▼▼▼

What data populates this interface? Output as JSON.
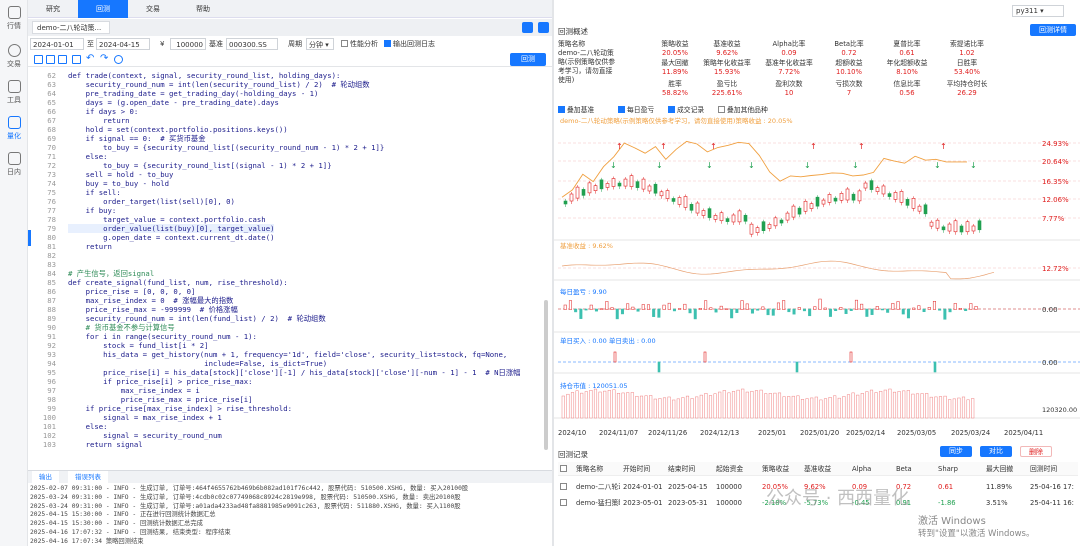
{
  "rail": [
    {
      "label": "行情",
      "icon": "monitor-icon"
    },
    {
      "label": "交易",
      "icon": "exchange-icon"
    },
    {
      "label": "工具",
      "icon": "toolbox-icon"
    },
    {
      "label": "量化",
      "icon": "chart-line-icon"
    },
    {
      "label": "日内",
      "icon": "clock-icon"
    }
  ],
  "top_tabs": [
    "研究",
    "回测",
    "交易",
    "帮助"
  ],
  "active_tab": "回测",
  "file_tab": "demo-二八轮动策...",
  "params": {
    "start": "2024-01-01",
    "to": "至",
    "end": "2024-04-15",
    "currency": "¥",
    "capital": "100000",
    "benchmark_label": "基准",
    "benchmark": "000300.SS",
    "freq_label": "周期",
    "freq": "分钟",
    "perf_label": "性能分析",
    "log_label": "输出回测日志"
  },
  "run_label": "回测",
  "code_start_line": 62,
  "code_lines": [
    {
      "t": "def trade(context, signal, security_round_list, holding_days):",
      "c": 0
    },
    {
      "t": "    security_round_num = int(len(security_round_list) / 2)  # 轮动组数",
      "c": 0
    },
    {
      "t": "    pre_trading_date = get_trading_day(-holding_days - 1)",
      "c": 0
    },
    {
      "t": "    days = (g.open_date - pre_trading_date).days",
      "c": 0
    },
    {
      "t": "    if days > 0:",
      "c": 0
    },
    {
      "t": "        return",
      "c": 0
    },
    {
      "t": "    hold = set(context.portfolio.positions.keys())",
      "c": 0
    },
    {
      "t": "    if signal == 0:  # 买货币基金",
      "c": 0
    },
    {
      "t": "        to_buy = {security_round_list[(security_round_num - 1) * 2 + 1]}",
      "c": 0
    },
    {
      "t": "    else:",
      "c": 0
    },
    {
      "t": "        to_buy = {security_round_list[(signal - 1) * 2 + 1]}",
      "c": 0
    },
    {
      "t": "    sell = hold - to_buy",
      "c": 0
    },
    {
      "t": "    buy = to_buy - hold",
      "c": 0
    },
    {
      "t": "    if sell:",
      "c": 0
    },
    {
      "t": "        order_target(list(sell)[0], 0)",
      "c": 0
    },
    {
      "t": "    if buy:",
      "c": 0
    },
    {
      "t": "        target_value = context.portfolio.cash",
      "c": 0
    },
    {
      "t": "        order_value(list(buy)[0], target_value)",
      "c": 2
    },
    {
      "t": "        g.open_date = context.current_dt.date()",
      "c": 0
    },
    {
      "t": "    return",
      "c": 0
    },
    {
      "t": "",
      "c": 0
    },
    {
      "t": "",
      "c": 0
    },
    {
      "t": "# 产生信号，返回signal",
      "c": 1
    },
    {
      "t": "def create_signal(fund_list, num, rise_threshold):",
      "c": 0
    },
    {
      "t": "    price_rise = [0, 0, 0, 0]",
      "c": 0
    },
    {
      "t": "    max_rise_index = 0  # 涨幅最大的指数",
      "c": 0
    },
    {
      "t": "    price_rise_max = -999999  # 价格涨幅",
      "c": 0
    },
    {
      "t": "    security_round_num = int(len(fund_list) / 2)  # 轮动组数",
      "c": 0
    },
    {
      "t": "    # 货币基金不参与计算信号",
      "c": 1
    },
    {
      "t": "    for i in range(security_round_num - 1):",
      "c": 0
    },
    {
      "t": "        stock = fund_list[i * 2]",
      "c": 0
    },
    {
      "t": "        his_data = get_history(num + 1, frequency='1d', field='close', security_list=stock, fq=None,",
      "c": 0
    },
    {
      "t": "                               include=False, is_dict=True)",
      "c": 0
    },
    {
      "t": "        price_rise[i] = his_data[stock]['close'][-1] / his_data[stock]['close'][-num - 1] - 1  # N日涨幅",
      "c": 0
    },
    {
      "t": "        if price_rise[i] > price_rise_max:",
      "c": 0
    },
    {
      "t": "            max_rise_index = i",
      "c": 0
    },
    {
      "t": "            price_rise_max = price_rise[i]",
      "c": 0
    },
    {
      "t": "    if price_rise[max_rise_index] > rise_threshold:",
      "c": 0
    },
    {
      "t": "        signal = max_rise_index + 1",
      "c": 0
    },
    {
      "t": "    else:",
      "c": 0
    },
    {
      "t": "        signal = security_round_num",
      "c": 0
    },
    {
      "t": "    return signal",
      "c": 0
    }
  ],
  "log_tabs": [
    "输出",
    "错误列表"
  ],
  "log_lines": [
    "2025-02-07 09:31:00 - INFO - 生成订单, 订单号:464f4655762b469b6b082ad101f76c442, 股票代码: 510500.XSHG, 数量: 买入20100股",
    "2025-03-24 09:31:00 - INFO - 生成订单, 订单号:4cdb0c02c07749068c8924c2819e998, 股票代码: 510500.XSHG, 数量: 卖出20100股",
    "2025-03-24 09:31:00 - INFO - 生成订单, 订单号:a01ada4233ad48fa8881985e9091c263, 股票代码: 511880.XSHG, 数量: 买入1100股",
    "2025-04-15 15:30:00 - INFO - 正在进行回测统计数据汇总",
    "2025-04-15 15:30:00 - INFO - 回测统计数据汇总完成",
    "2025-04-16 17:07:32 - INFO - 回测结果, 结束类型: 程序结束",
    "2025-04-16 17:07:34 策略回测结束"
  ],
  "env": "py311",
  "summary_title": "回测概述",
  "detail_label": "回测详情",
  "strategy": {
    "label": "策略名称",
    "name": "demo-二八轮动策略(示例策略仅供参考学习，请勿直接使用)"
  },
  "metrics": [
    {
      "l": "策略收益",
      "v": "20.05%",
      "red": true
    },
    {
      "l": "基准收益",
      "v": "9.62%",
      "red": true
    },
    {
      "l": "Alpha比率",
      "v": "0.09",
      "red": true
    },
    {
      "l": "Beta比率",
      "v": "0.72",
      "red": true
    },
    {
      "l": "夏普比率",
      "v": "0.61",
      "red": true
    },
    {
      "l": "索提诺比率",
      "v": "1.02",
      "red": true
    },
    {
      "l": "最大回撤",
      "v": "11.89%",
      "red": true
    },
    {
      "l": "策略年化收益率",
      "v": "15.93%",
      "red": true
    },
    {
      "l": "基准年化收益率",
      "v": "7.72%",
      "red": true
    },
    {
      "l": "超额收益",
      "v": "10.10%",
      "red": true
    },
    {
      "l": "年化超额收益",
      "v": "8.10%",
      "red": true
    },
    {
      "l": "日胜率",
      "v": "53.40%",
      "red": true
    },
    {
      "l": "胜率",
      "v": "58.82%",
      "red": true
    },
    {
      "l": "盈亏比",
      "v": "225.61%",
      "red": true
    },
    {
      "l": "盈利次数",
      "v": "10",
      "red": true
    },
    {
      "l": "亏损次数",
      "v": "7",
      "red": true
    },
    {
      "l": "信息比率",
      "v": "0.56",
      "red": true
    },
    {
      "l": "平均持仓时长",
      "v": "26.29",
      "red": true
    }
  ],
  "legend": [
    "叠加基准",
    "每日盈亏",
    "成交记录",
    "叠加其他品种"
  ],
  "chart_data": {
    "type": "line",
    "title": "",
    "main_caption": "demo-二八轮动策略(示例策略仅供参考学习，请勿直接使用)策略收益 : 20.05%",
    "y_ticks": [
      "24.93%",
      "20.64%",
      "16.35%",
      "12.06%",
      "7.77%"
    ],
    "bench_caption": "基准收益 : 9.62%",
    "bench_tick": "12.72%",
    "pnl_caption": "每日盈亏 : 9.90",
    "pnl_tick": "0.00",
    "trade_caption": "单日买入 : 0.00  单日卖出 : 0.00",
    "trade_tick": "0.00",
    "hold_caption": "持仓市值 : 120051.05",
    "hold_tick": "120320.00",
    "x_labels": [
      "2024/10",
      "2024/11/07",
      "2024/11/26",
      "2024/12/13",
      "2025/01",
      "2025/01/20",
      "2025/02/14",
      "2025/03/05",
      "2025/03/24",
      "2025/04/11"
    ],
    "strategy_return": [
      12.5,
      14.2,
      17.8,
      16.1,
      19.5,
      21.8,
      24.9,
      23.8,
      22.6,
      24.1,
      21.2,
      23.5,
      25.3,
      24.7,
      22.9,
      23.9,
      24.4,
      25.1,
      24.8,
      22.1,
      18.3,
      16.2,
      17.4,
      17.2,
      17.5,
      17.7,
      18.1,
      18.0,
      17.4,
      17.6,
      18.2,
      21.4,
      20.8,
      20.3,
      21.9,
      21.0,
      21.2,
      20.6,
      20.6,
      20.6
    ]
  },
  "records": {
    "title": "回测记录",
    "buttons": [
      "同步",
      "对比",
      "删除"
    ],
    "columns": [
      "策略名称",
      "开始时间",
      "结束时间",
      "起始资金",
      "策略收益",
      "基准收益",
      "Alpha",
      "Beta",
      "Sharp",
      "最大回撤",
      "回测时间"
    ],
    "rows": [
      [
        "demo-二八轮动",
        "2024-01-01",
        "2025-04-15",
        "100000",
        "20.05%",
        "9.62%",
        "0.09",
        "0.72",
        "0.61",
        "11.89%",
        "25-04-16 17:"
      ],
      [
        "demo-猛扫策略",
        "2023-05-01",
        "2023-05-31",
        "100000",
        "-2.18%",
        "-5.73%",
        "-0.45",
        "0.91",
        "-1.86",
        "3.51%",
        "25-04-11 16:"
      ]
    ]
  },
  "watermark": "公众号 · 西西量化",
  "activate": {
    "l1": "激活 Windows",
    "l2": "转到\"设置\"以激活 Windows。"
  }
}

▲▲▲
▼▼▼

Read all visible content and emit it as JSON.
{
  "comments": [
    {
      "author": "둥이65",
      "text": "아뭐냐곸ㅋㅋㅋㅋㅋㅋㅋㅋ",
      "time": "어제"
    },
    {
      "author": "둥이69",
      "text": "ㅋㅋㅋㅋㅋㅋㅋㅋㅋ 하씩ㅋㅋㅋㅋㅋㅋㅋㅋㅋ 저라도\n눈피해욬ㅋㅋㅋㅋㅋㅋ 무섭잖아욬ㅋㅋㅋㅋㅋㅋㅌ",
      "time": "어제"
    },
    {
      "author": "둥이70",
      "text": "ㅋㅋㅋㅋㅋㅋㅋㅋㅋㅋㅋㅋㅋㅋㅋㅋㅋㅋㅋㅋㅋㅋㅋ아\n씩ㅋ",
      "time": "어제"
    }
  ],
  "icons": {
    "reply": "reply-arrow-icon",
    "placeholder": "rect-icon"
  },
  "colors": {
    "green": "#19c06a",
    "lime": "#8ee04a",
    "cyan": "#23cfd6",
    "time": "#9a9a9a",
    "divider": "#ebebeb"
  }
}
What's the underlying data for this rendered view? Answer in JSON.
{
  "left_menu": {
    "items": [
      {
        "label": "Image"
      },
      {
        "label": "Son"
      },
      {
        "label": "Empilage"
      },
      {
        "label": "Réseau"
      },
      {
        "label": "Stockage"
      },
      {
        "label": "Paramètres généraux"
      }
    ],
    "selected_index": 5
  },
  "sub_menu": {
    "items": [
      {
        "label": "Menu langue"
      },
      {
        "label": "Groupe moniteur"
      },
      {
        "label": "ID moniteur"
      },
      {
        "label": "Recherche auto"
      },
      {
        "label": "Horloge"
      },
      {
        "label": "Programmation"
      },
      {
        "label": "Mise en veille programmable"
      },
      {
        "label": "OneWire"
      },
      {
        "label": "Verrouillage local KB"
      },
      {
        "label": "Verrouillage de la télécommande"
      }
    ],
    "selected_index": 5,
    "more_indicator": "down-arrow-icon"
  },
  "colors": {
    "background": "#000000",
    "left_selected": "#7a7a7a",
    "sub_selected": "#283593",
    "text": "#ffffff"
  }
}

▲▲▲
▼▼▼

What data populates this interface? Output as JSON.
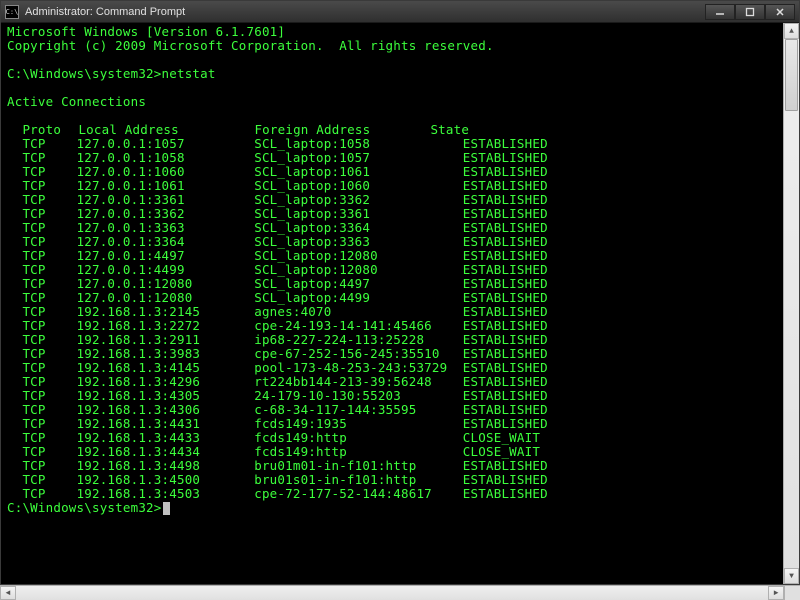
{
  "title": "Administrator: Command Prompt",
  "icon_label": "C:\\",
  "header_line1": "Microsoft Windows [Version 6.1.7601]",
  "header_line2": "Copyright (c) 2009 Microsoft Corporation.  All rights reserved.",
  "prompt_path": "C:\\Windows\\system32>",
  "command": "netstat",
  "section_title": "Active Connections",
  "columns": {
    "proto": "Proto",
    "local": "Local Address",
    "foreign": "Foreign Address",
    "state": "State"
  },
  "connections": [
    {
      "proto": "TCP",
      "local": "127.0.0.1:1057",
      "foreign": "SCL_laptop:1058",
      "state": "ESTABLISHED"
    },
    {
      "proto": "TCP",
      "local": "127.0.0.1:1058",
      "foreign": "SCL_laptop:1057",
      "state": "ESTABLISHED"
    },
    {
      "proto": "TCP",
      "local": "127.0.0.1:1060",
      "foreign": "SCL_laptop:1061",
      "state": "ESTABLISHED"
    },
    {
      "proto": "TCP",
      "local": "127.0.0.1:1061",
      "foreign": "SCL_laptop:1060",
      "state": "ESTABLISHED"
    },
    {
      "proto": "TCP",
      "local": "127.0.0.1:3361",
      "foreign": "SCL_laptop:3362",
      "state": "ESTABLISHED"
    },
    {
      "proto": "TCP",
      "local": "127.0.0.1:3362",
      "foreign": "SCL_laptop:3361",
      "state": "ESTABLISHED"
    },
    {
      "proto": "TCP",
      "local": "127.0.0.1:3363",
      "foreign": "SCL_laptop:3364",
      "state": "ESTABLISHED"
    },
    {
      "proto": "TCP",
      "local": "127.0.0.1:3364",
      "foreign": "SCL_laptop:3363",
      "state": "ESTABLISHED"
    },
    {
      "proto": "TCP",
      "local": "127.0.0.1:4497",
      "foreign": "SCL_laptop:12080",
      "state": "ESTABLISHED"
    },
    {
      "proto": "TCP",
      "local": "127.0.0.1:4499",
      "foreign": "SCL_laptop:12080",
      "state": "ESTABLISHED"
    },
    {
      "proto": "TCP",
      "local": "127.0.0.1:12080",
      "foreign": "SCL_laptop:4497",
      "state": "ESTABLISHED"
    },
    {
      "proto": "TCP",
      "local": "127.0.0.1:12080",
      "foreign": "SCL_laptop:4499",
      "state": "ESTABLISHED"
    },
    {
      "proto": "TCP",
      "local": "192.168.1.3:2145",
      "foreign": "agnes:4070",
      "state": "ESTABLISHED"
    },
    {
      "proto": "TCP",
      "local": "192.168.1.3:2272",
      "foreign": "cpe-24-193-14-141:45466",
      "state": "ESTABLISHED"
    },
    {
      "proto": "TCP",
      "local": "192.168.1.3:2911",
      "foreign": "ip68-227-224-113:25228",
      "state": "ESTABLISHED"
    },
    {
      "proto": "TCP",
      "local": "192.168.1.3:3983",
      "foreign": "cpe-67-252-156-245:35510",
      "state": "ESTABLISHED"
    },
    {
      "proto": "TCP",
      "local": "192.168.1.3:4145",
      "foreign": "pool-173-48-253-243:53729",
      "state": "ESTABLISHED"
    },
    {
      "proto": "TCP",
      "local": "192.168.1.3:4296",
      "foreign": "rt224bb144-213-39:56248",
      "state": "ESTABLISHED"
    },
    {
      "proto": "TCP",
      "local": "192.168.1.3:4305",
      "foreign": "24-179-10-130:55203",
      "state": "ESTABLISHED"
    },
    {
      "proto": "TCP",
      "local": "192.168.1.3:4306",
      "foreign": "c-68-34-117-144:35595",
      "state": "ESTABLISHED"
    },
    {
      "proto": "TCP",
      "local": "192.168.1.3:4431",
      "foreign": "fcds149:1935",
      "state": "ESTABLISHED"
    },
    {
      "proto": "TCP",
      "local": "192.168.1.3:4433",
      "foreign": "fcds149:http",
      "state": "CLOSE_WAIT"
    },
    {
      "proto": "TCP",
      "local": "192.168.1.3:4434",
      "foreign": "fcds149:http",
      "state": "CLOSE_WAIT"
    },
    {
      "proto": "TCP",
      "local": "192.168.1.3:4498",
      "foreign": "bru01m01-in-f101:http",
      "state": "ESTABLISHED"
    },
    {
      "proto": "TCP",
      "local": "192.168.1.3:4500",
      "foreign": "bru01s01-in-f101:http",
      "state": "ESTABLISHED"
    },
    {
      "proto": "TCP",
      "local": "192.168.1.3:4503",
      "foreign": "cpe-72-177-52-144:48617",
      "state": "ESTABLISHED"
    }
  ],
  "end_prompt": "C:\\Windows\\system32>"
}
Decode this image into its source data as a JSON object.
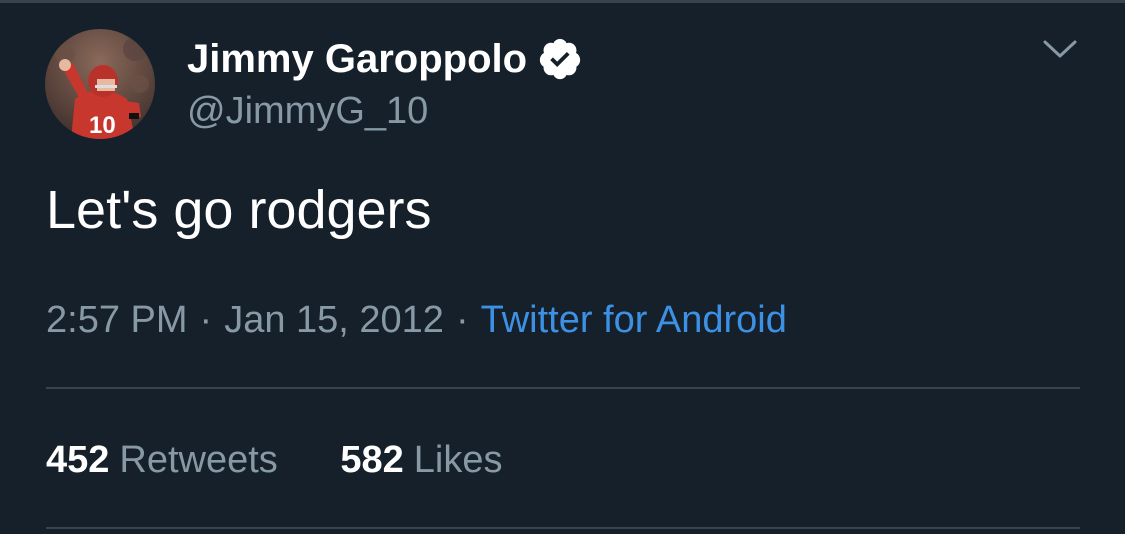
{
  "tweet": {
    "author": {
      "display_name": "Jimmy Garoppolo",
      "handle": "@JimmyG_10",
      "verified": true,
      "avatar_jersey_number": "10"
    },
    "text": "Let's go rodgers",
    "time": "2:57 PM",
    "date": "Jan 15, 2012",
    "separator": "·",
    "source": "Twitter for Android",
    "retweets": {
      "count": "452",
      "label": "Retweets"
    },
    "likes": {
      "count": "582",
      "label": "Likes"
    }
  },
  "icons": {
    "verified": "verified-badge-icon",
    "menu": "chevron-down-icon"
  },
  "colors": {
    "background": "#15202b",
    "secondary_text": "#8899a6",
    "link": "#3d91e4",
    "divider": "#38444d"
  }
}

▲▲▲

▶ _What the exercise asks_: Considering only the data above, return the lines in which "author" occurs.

▶ _Solution_:
      "author": "둥이65",
      "author": "둥이69",
      "author": "둥이70",
    "author": {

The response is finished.